A team led by University of Bristol scientists have tested a new radiation scanning system at the heart of the Chernobyl disaster zone.
The researchers were granted unprecedented access to Chernobyl’s reactor 4, which triggered the worst nuclear disaster the world has seen, to test systems developed to aid the decommissioning process.
It scans fluctuating levels of radiation at nuclear sites to create a 3D map of risk, improving safety over the course of the decommissioning and dismantling process.
Several robotic systems were fitted with the radiation sensors and deployed in reactor 4, and also within the new safe confinement structure that encases it, the University of Bristol said.
The structure was built over “the sarcophagus” – the casing hastily erected over reactor 4 after the 1986 disaster in a bid to limit radioactive contamination of the surrounding area.
The sarcophagus is now so degraded the site has been granted permission to begin dismantling it remotely – a process that relies heavily on robotic technology.
The recovered reactor core debris will be retrieved and packaged to prevent radiation leaks.
Scientists expect radioactivity levels and distribution will change rapidly during the decommissioning process.
The robotically deployed scanning systems develop 3D models of the site to pinpoint and monitor the level of nuclear hazard, helping keep workers safe.

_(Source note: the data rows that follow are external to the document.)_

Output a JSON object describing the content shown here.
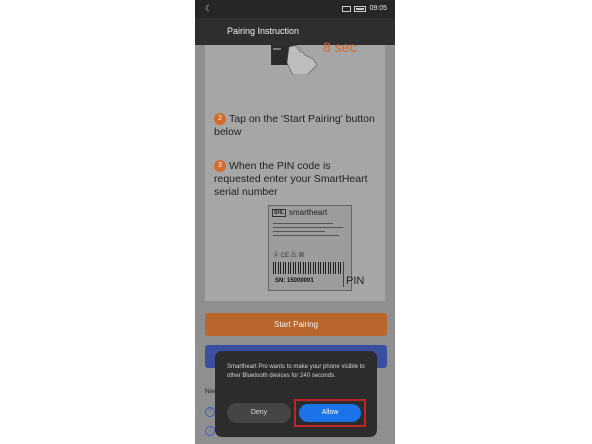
{
  "statusbar": {
    "time": "09:05"
  },
  "appbar": {
    "title": "Pairing Instruction"
  },
  "illustration": {
    "timer_text": "8 sec"
  },
  "steps": [
    {
      "number": "2",
      "text": "Tap on the 'Start Pairing' button below"
    },
    {
      "number": "3",
      "text": "When the PIN code is requested enter your SmartHeart serial number"
    }
  ],
  "serial_label": {
    "brand": "smartheart",
    "serial_number": "SN: 15000001",
    "pin_label": "PIN"
  },
  "buttons": {
    "start_pairing": "Start Pairing"
  },
  "help": {
    "partial_text": "Nee"
  },
  "dialog": {
    "message": "Smartheart Pro wants to make your phone visible to other Bluetooth devices for 240 seconds.",
    "deny": "Deny",
    "allow": "Allow"
  },
  "colors": {
    "accent_orange": "#d46a2c",
    "allow_blue": "#1a73e8",
    "highlight_red": "#c0242b"
  }
}
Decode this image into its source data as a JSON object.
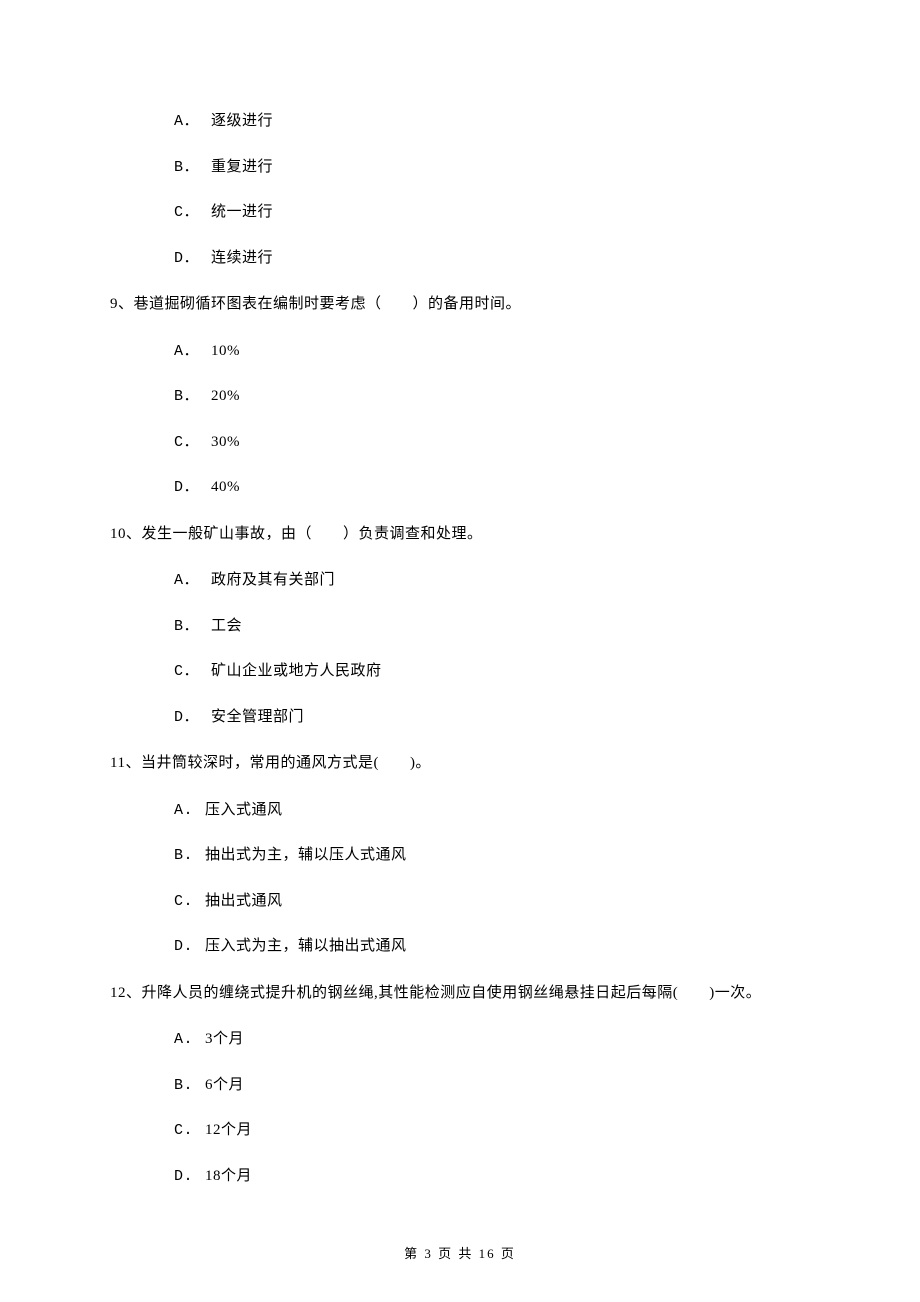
{
  "q8_opts": {
    "a": {
      "m": "A．",
      "t": "逐级进行"
    },
    "b": {
      "m": "B．",
      "t": "重复进行"
    },
    "c": {
      "m": "C．",
      "t": "统一进行"
    },
    "d": {
      "m": "D．",
      "t": "连续进行"
    }
  },
  "q9": {
    "stem": "9、巷道掘砌循环图表在编制时要考虑（　　）的备用时间。",
    "opts": {
      "a": {
        "m": "A．",
        "t": "10%"
      },
      "b": {
        "m": "B．",
        "t": "20%"
      },
      "c": {
        "m": "C．",
        "t": "30%"
      },
      "d": {
        "m": "D．",
        "t": "40%"
      }
    }
  },
  "q10": {
    "stem": "10、发生一般矿山事故，由（　　）负责调查和处理。",
    "opts": {
      "a": {
        "m": "A．",
        "t": "政府及其有关部门"
      },
      "b": {
        "m": "B．",
        "t": "工会"
      },
      "c": {
        "m": "C．",
        "t": "矿山企业或地方人民政府"
      },
      "d": {
        "m": "D．",
        "t": "安全管理部门"
      }
    }
  },
  "q11": {
    "stem": "11、当井筒较深时，常用的通风方式是(　　)。",
    "opts": {
      "a": {
        "m": "A.",
        "t": "压入式通风"
      },
      "b": {
        "m": "B.",
        "t": "抽出式为主，辅以压人式通风"
      },
      "c": {
        "m": "C.",
        "t": "抽出式通风"
      },
      "d": {
        "m": "D.",
        "t": "压入式为主，辅以抽出式通风"
      }
    }
  },
  "q12": {
    "stem": "12、升降人员的缠绕式提升机的钢丝绳,其性能检测应自使用钢丝绳悬挂日起后每隔(　　)一次。",
    "opts": {
      "a": {
        "m": "A.",
        "t": "3个月"
      },
      "b": {
        "m": "B.",
        "t": "6个月"
      },
      "c": {
        "m": "C.",
        "t": "12个月"
      },
      "d": {
        "m": "D.",
        "t": "18个月"
      }
    }
  },
  "footer": "第 3 页 共 16 页"
}
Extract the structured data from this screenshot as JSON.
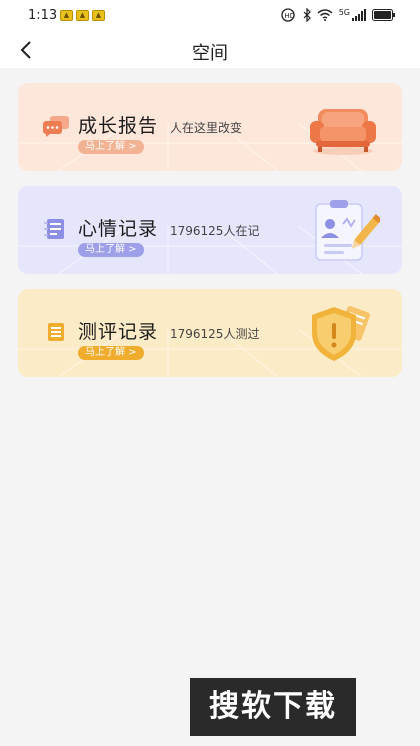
{
  "status_bar": {
    "time": "1:13",
    "network": "5G",
    "notification_icons": [
      "notif-icon",
      "notif-icon",
      "notif-icon"
    ]
  },
  "header": {
    "title": "空间"
  },
  "cards": [
    {
      "title": "成长报告",
      "subtitle": "人在这里改变",
      "button": "马上了解 >",
      "accent": "#f08a5d"
    },
    {
      "title": "心情记录",
      "subtitle": "1796125人在记",
      "button": "马上了解 >",
      "accent": "#8c8fe3"
    },
    {
      "title": "测评记录",
      "subtitle": "1796125人测过",
      "button": "马上了解 >",
      "accent": "#f0ac2d"
    }
  ],
  "watermark": {
    "text": "搜软下载"
  }
}
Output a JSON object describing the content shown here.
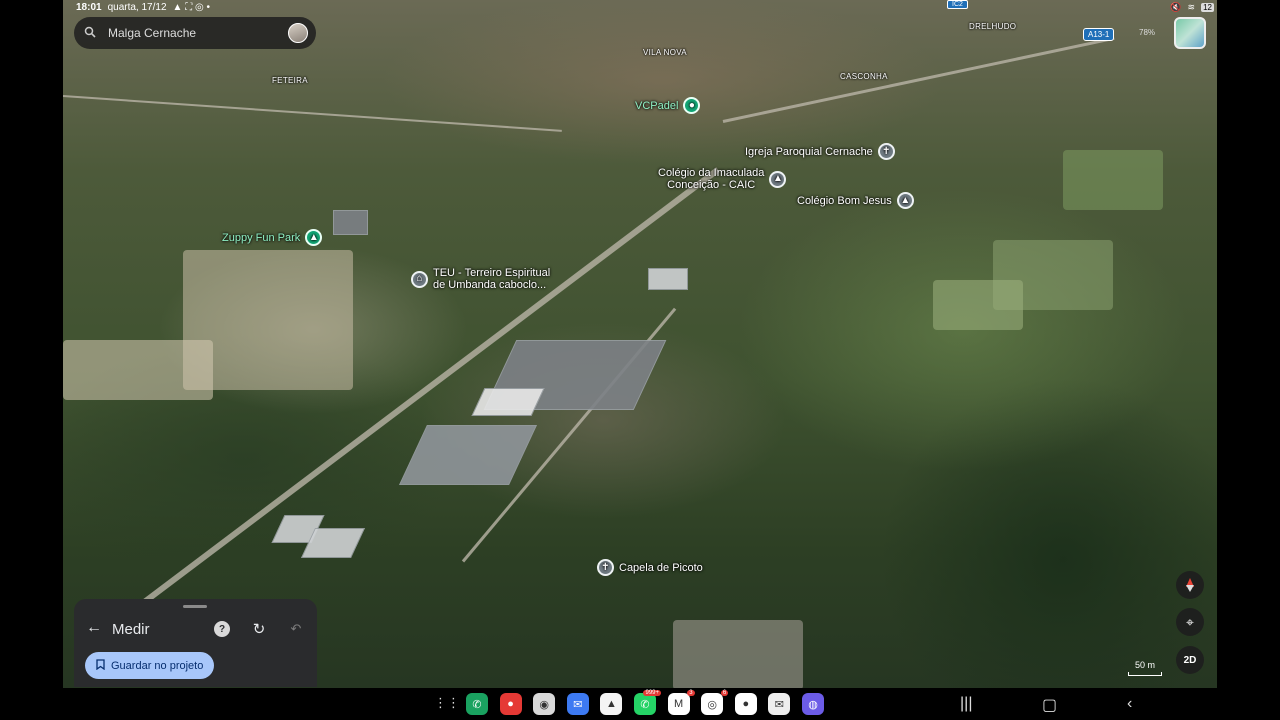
{
  "status_bar": {
    "time": "18:01",
    "date": "quarta, 17/12",
    "battery": "12",
    "volume_percent": "78%"
  },
  "search": {
    "value": "Malga Cernache"
  },
  "map": {
    "place_labels": [
      "FETEIRA",
      "VILA NOVA",
      "CASCONHA",
      "DRELHUDO"
    ],
    "road_shields": [
      "A13-1",
      "IC2"
    ],
    "pois": {
      "vcpadel": "VCPadel",
      "igreja": "Igreja Paroquial Cernache",
      "colegio_imaculada_1": "Colégio da Imaculada",
      "colegio_imaculada_2": "Conceição - CAIC",
      "colegio_bom_jesus": "Colégio Bom Jesus",
      "zuppy": "Zuppy Fun Park",
      "teu_1": "TEU - Terreiro Espiritual",
      "teu_2": "de Umbanda caboclo...",
      "capela": "Capela de Picoto"
    },
    "scale_label": "50 m",
    "view_toggle_label": "2D"
  },
  "measure_panel": {
    "title": "Medir",
    "save_label": "Guardar no projeto"
  },
  "nav_bar": {
    "apps": [
      {
        "name": "phone",
        "color": "#1aa260",
        "badge": ""
      },
      {
        "name": "contacts",
        "color": "#e53935",
        "badge": ""
      },
      {
        "name": "camera",
        "color": "#d9d9d9",
        "badge": ""
      },
      {
        "name": "messages",
        "color": "#3d7af2",
        "badge": ""
      },
      {
        "name": "drive",
        "color": "#f4f4f4",
        "badge": ""
      },
      {
        "name": "whatsapp",
        "color": "#25d366",
        "badge": "999+"
      },
      {
        "name": "gmail",
        "color": "#ffffff",
        "badge": "3"
      },
      {
        "name": "chrome",
        "color": "#ffffff",
        "badge": "6"
      },
      {
        "name": "account",
        "color": "#ffffff",
        "badge": ""
      },
      {
        "name": "mail",
        "color": "#eeeeee",
        "badge": ""
      },
      {
        "name": "browser",
        "color": "#6c5ce7",
        "badge": ""
      }
    ]
  }
}
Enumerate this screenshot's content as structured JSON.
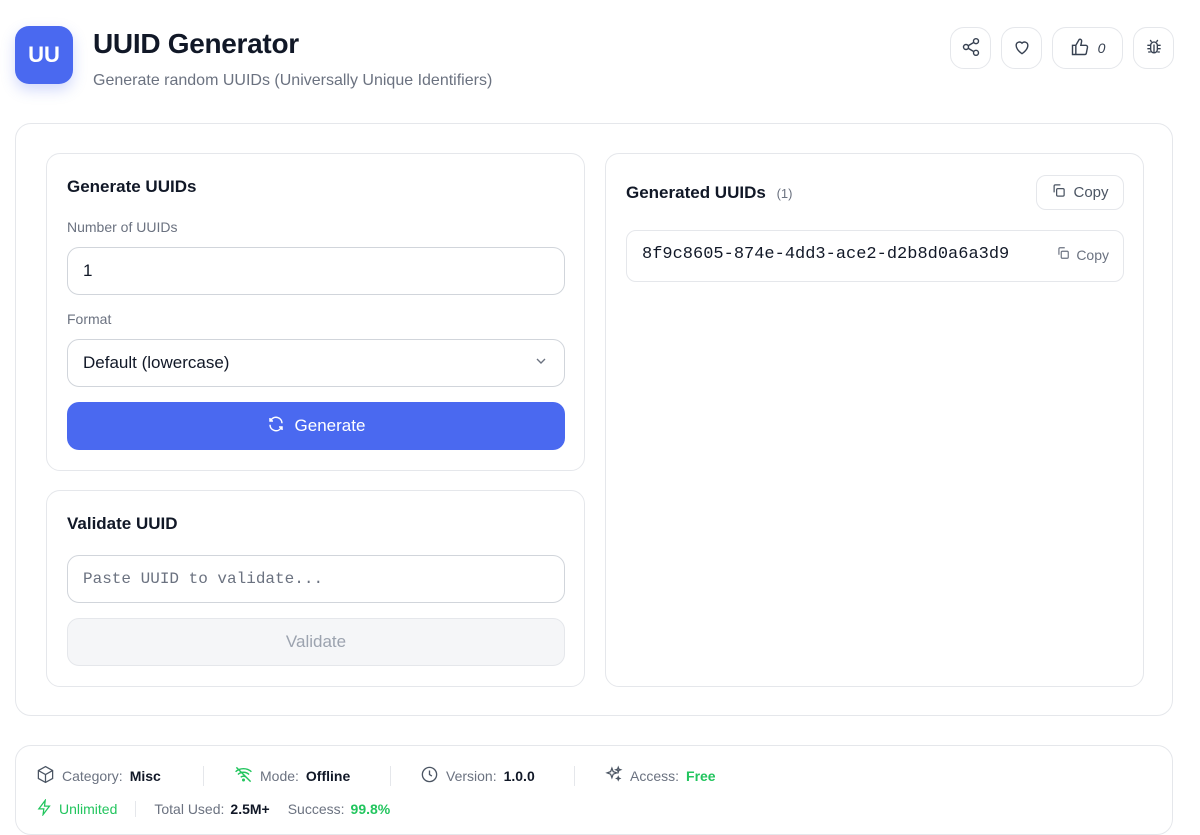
{
  "header": {
    "logo_text": "UU",
    "title": "UUID Generator",
    "subtitle": "Generate random UUIDs (Universally Unique Identifiers)",
    "like_count": "0",
    "icons": [
      "share-icon",
      "heart-icon",
      "thumbs-up-icon",
      "bug-icon"
    ]
  },
  "generate": {
    "title": "Generate UUIDs",
    "count_label": "Number of UUIDs",
    "count_value": "1",
    "format_label": "Format",
    "format_value": "Default (lowercase)",
    "button_label": "Generate"
  },
  "validate": {
    "title": "Validate UUID",
    "placeholder": "Paste UUID to validate...",
    "button_label": "Validate"
  },
  "results": {
    "title": "Generated UUIDs",
    "count": "(1)",
    "copy_all_label": "Copy",
    "items": [
      {
        "value": "8f9c8605-874e-4dd3-ace2-d2b8d0a6a3d9",
        "copy_label": "Copy"
      }
    ]
  },
  "footer": {
    "category_label": "Category:",
    "category_value": "Misc",
    "mode_label": "Mode:",
    "mode_value": "Offline",
    "version_label": "Version:",
    "version_value": "1.0.0",
    "access_label": "Access:",
    "access_value": "Free",
    "unlimited_label": "Unlimited",
    "total_label": "Total Used:",
    "total_value": "2.5M+",
    "success_label": "Success:",
    "success_value": "99.8%"
  },
  "colors": {
    "accent": "#4a69f0",
    "success": "#22c55e"
  }
}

The project was funded by the Engineering and Physical Sciences Research Council (EPSRC) and the Robotics and Artificial Intelligence in Nuclear (Rain) research consortium.
It was developed by the universities of Bristol and Oxford as part of the Rain project.
Lead researcher Professor Tom Scott, from the University of Bristol and co-director of Rain, said: “To actually venture inside the control room of the failed reactor was a tense and yet exhilarating experience.
“The team did a fantastic job of deploying our systems quickly and in challenging conditions.
“It’s a huge reward after months of hard work and planning to know our technology performs well in real nuclear environments.”
He added: “We are now entering a phase of decommissioning here in the UK, at Sellafield and Magnox, therefore we are developing new sensing systems, robotic solutions and special types of detectors because that technology is needed now.
“Robots can make nuclear decommissioning faster, cheaper and more importantly, safer. We would only be able to develop this technology with the guidance and information from our Ukrainian partners.”
The Bristol team’s deployment follows the signing of a memorandum of understanding in early 2021 between the University of Bristol and the Institute for Safety Problems of Nuclear Power Plants (ISPNPP) at the Ukraine National Academy of Science.
Dr Maxim Saveliev, senior researcher at ISPNPP, said: “Importantly, this scientific data will inform future planning for the eventual removal of fuel-containing material from the shelter facility and will ultimately aid Chernobyl’s transformation – and the area surrounding it – into an environmentally safe place.
“This is the second time we have worked with the Bristol team here at the Chernobyl nuclear power plant and the results of this most recent visit provide fresh impetus for continuing and strengthening our cooperation into the future.”